Maps: Increase in median area burned for western United States ecoprovinces

Littell et al 2009 / USFS

Map of changes in area burned for a 1ºC increase in global average temperature, shown as the percentage change relative to the median annual area burned during 1950-2003. Results are aggregated to ecoprovinces (Bailey, 1995) of the West. Changes in temperature and precipitation were aggregated to the ecoprovince level. Climate-fire models were derived from NCDC climate division records and observed area burned data following methods described in Littell et al. 2009.[1]

Percentage of increase (relative to 1950–2003) in median area burned for western United States ecoprovinces for a 1°C temperature increase. Color intensity is proportional to the magnitude of the projected increase in area burned. Based on Littell et al. 2009.[1]; image available here.

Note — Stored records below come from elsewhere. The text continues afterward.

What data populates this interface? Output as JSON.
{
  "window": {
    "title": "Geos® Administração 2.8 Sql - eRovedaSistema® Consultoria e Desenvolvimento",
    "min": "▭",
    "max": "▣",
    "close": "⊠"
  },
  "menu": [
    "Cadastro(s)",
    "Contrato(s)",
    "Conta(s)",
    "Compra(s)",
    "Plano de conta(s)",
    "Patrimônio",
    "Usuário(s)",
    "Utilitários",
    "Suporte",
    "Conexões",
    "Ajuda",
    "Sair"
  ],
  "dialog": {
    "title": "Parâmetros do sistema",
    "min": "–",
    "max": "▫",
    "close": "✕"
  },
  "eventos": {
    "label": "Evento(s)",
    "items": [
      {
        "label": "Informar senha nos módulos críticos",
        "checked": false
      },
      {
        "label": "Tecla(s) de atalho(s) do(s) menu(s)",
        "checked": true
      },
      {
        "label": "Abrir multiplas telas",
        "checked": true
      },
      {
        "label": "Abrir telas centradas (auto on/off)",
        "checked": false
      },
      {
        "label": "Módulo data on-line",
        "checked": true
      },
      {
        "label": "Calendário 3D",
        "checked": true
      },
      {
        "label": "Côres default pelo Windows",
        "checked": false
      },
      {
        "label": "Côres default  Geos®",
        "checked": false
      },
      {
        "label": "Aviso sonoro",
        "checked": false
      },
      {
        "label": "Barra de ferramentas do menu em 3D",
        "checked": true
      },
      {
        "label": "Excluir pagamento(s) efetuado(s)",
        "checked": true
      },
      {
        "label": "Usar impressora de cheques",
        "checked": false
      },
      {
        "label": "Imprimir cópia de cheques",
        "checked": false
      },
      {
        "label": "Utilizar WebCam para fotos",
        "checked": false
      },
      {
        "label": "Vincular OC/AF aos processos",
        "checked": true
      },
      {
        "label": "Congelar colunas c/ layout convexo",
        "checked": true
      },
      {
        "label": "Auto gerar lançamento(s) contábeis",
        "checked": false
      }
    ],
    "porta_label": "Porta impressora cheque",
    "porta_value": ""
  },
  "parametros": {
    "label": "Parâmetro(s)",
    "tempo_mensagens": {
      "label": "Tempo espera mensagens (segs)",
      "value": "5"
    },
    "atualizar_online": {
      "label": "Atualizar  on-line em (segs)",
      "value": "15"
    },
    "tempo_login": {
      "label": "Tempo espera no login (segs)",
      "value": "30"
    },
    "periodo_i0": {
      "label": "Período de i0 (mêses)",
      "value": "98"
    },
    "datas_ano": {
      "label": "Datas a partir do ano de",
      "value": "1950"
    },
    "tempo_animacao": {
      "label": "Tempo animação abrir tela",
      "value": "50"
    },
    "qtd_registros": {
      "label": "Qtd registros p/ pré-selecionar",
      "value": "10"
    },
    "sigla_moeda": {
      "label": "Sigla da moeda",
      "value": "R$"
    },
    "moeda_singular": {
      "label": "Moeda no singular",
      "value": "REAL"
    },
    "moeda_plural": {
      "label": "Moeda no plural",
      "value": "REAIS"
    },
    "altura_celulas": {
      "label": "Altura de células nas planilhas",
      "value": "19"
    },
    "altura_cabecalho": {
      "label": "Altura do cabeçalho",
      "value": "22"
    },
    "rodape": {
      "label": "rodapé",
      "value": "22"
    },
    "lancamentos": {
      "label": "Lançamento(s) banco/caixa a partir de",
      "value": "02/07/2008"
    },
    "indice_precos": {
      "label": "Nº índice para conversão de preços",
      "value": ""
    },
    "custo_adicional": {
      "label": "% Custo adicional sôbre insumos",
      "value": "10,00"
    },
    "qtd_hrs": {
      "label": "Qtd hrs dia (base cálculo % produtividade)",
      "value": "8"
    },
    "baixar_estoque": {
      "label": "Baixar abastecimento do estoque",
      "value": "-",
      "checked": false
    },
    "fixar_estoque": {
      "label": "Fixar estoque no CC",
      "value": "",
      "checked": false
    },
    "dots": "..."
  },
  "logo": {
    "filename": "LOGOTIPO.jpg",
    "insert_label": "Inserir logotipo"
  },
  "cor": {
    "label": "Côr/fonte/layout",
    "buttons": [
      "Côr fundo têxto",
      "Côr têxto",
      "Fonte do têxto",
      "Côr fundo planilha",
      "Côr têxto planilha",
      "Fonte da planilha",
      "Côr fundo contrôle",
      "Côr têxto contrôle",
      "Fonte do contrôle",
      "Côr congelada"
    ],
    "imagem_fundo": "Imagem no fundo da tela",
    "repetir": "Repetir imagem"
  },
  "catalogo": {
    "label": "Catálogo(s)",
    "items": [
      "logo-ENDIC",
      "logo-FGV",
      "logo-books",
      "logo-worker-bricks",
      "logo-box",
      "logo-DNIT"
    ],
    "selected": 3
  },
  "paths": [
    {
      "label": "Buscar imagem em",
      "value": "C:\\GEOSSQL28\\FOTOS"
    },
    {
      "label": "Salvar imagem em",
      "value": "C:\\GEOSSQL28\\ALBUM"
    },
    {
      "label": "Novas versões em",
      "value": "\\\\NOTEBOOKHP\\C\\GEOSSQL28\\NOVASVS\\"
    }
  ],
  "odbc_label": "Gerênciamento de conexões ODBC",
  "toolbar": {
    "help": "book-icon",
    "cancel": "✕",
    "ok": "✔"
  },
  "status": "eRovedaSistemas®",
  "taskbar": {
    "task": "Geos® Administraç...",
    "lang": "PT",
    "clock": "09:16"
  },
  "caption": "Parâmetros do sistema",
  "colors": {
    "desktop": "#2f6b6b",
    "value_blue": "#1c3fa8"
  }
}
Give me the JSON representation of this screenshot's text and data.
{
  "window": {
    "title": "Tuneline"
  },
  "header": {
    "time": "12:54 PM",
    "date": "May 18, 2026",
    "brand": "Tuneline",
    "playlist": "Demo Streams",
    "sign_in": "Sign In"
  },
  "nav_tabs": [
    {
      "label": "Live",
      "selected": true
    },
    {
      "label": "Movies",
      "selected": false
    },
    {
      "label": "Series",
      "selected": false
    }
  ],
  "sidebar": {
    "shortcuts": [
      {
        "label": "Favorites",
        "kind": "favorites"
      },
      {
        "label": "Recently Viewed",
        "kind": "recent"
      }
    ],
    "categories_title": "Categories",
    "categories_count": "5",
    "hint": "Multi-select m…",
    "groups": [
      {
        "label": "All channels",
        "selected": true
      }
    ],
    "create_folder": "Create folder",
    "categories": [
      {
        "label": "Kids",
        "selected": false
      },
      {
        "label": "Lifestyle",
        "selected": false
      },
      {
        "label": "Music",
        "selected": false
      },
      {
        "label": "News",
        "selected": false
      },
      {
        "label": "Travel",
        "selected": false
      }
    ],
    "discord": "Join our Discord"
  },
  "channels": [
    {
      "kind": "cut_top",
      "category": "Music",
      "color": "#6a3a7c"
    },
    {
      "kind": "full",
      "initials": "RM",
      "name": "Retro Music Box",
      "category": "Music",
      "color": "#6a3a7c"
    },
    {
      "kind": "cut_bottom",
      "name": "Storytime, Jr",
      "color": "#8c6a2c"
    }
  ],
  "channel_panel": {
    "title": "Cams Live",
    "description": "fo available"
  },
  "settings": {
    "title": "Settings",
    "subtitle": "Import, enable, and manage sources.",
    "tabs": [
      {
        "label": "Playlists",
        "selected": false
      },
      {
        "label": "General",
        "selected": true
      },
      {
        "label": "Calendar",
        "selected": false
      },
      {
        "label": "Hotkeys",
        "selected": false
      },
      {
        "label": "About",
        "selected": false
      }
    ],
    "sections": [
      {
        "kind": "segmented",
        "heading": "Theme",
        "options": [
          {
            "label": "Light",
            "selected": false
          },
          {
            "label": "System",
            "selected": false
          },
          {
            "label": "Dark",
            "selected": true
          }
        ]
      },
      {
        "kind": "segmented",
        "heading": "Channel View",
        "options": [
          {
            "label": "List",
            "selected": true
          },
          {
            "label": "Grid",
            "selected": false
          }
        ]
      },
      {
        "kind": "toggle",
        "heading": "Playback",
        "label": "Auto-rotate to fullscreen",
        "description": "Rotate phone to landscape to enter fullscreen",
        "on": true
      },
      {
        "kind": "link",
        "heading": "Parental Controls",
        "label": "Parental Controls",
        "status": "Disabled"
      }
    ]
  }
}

Ecoprovinces of the western United States and common patterns of climate–fire associations from correlation and diagnostic regression models. The 16 ecoprovinces for which Littell et al. provide fire or fire/climate models are labeled. The similar colors group ecoprovinces with similar patterns of climate relationships (northern/mountain ecoprovinces, dry/lower-elevation ecoprovinces, Great Basin and Columbia Basin ecoprovinces, and California ecoprovinces).[1]